All through the summer of 2009, the electricity situation was not bad because really, there was no electricity to actually have ‘any’ situation. Whatever you went through sitting in your residential homes in the big cities of Lahore, Karachi or Islamabad – the situation where I have leased the land was worse! 8 to 10 to 12 hours straight without electricity. The light would come one for one to two hours, and then gone for the next 8 to 10 to 12.  So what use were the tubewells? It was an expensive lesson, but a lesson nonetheless.

That there is a reason this Force Majeure is used in contracts, because when shit hits the fan, no one remembers to turn the damn fan off. You can not plan for everything, just like you should not. It is a myth to think that you, as an entrepreneur, need to know the ‘nitty gritty’ to start work. Because as far as I am concerned, I am convinced, it is this ‘Superior’ Force that gets me to where I a trying to go anyways. It works both ways.

Meeting Malik Hanif, the Unicorn breeder

Feeling big about travelling hundreds of mile in my not-so-comfortable car to just ‘meet’ with someone who has reached the epitome of success as I’d define it, I was already happy that I was in Hafizabad. The person I was to meet has been breeding Unicorns it seems.

I have a direct interest in the business of agriculture, and recently been involved in setting up dairy farms. I have visited a few, read about the different techniques, applied them to gauge results and talked to all sorts of people in the business of livestock. Here’s what I have gathered so far, related to the selection of cows vs buffalo:

  • Buffalo suck. Buy cows if you ever want to be profitable in this business

That’s pretty much all that I have heard and read about. From SMEDA to PITB to every ‘serious’ businessperson in between, buffalo are the ones that had got to go. You can already see the effect of preferring the imported cows versus our own indigenous buffalo in brands like Prima, that proudly claim to give out 100 percent pure cow milk.

The reasons quoted for ditching the Buffalo completely are not many, but are simple enough to understand i.e. the buffalo, on average gives 6 to 8 liters of milk over the 10 month lactation period. The imported cows give anywhere between 20 to 30 liters. The difference in milk yields is more than significant to convince any would-be entrepreneur to write off buffalo completely.

But I have been in the milk business for the last three years (via my other project, Kemaak) or so and I know that selling cow milk is harder. People are more attuned to the high-fat, relatively sweetened taste of buffalo milk. I had a direct interest in keeping buffalo in my dairy farm, instead of cows. That is where Mr. Hanif comes in with his unicorns.

He breeds buffalo that give, on average, 15 to 18 liters. When I heard it, I was sure that this is the Unicorn i.e. a myth borne out of the sheer desire of people to have buffalo that can give high yields of milk. I found the unicorns to be not-so-mythical after all, when I met Mr. Hanif in his 100 Acre orchard. Nestled in this orchard is his small farm of animals, both cows and buffalo.

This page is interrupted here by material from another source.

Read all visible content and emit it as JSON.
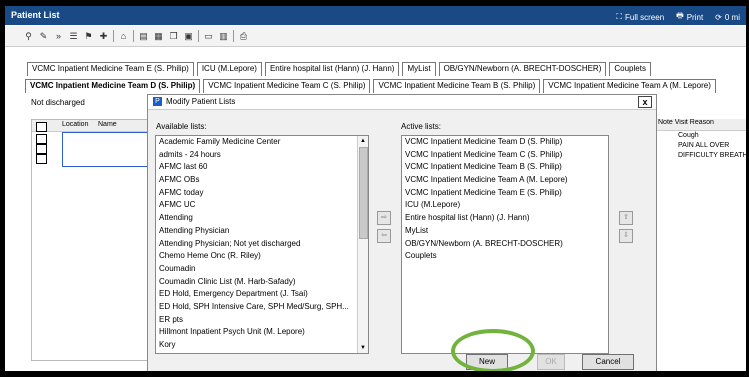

And you know what was the first thing he said when I asked him about his method of operation? “I don’t do it for the money, I do it because I love these animals.”

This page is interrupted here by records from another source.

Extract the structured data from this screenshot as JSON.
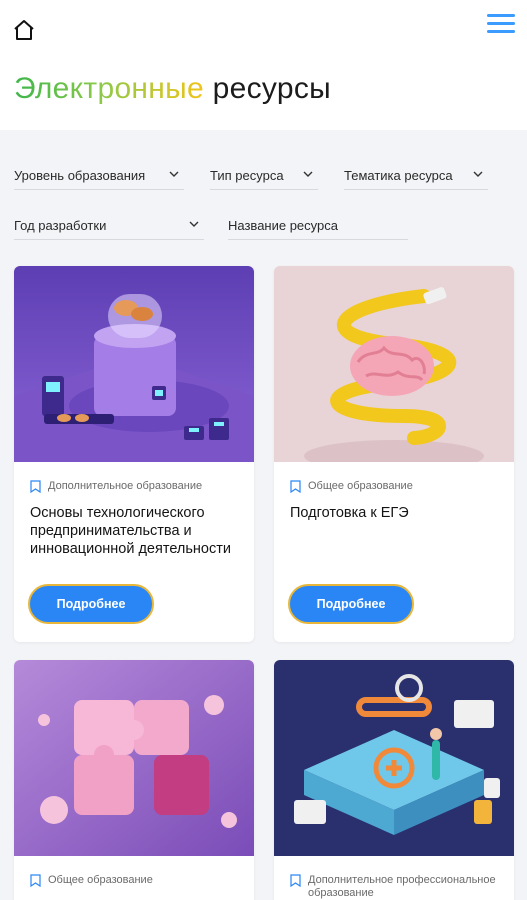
{
  "header": {
    "home_icon": "home-icon",
    "menu_icon": "hamburger-menu-icon",
    "menu_color": "#3b9bff"
  },
  "page": {
    "title_accent": "Электронные",
    "title_rest": "ресурсы"
  },
  "filters": {
    "level": "Уровень образования",
    "type": "Тип ресурса",
    "topic": "Тематика ресурса",
    "year": "Год разработки",
    "name_placeholder": "Название ресурса"
  },
  "cards": [
    {
      "category": "Дополнительное образование",
      "title": "Основы технологического предпринимательства и инновационной деятельности",
      "button": "Подробнее"
    },
    {
      "category": "Общее образование",
      "title": "Подготовка к ЕГЭ",
      "button": "Подробнее"
    },
    {
      "category": "Общее образование",
      "title": "",
      "button": ""
    },
    {
      "category": "Дополнительное профессиональное образование",
      "title": "",
      "button": ""
    }
  ],
  "colors": {
    "accent_button": "#2b86f5",
    "button_border": "#e8b73a",
    "title_gradient": [
      "#3db64a",
      "#f0c419"
    ]
  }
}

His herd size is hardly 20 animals, but the milk yield is more than what other people I know produce with 80 or 100 animals. He proudly told me that in the last 4 decades or so, his love for buffalo and his desire for excellence (his own words) has given him the finances to buy 100 acres of land, put his children through 16 years of education and have given him respect that only winning 5 Presidential awards in Cattle Breeding can bring. And after saying this, as an after though, he adds, “I did not do it for the money though”

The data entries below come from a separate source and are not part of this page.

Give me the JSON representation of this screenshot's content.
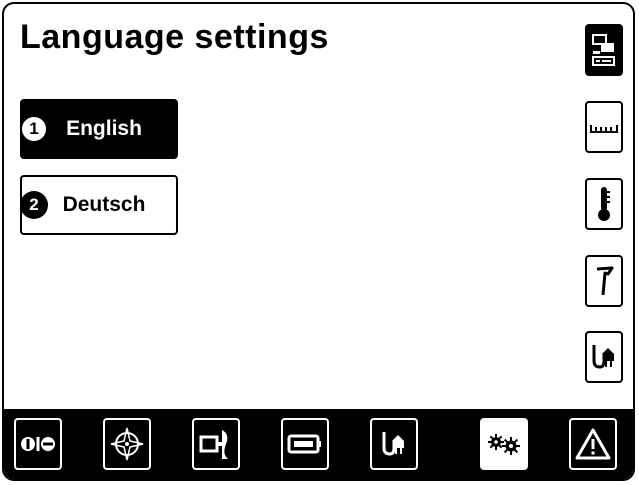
{
  "page": {
    "title": "Language settings"
  },
  "languages": [
    {
      "number": "1",
      "label": "English",
      "selected": true
    },
    {
      "number": "2",
      "label": "Deutsch",
      "selected": false
    }
  ],
  "sidebar": {
    "items": [
      {
        "icon": "display-settings-icon",
        "active": true
      },
      {
        "icon": "ruler-units-icon",
        "active": false
      },
      {
        "icon": "thermometer-icon",
        "active": false
      },
      {
        "icon": "flag-icon",
        "active": false
      },
      {
        "icon": "shore-power-icon",
        "active": false
      }
    ]
  },
  "bottom_bar": {
    "items": [
      {
        "icon": "switches-icon",
        "active": false
      },
      {
        "icon": "compass-icon",
        "active": false
      },
      {
        "icon": "tank-gauge-icon",
        "active": false
      },
      {
        "icon": "battery-icon",
        "active": false
      },
      {
        "icon": "shore-power-icon",
        "active": false
      },
      {
        "icon": "settings-gears-icon",
        "active": true
      },
      {
        "icon": "warning-icon",
        "active": false
      }
    ]
  }
}
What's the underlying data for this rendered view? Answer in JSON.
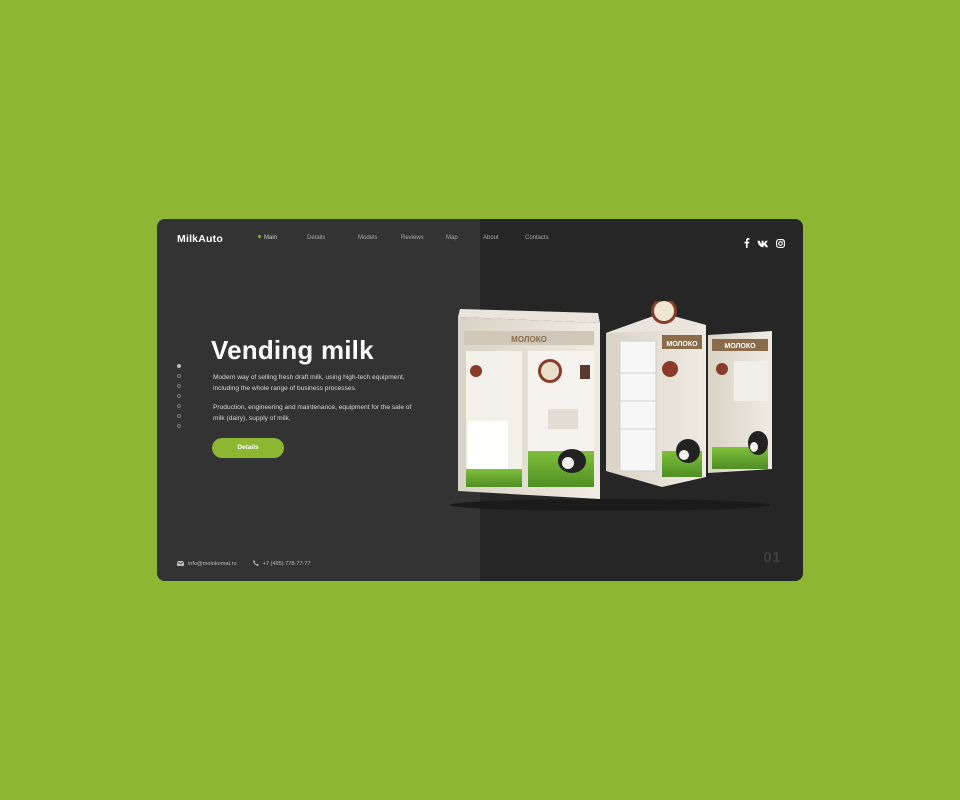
{
  "brand": {
    "logo": "MilkAuto"
  },
  "nav": {
    "items": [
      {
        "label": "Main",
        "active": true
      },
      {
        "label": "Details"
      },
      {
        "label": "Models"
      },
      {
        "label": "Reviews"
      },
      {
        "label": "Map"
      },
      {
        "label": "About"
      },
      {
        "label": "Contacts"
      }
    ]
  },
  "social": {
    "icons": [
      "facebook-icon",
      "vk-icon",
      "instagram-icon"
    ]
  },
  "slider": {
    "dot_count": 7,
    "active_index": 0,
    "current": "01"
  },
  "hero": {
    "title": "Vending milk",
    "paragraph1": "Modern way of selling fresh draft milk, using high-tech equipment, including the whole range of business processes.",
    "paragraph2": "Production, engineering and maintenance, equipment for the sale of milk (dairy), supply of milk.",
    "button_label": "Details"
  },
  "machines": {
    "left_label": "МОЛОКО",
    "center_label": "МОЛОКО",
    "right_label": "МОЛОКО"
  },
  "footer": {
    "email": "info@molokomat.ru",
    "phone": "+7 (495) 778-77-77"
  },
  "colors": {
    "accent": "#8db633",
    "background": "#8db633",
    "card_left": "#333333",
    "card_right": "#262626"
  }
}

The buffalo are highly priced, but they are proof of concept. Apart from proving the inefficiencies of our government and private enterprises for developing the indigenous buffalo breed of Nilli and Ravi, the buffalo at Malik Hanif’s farm are proof of concept that when it is from the heart, it is far better.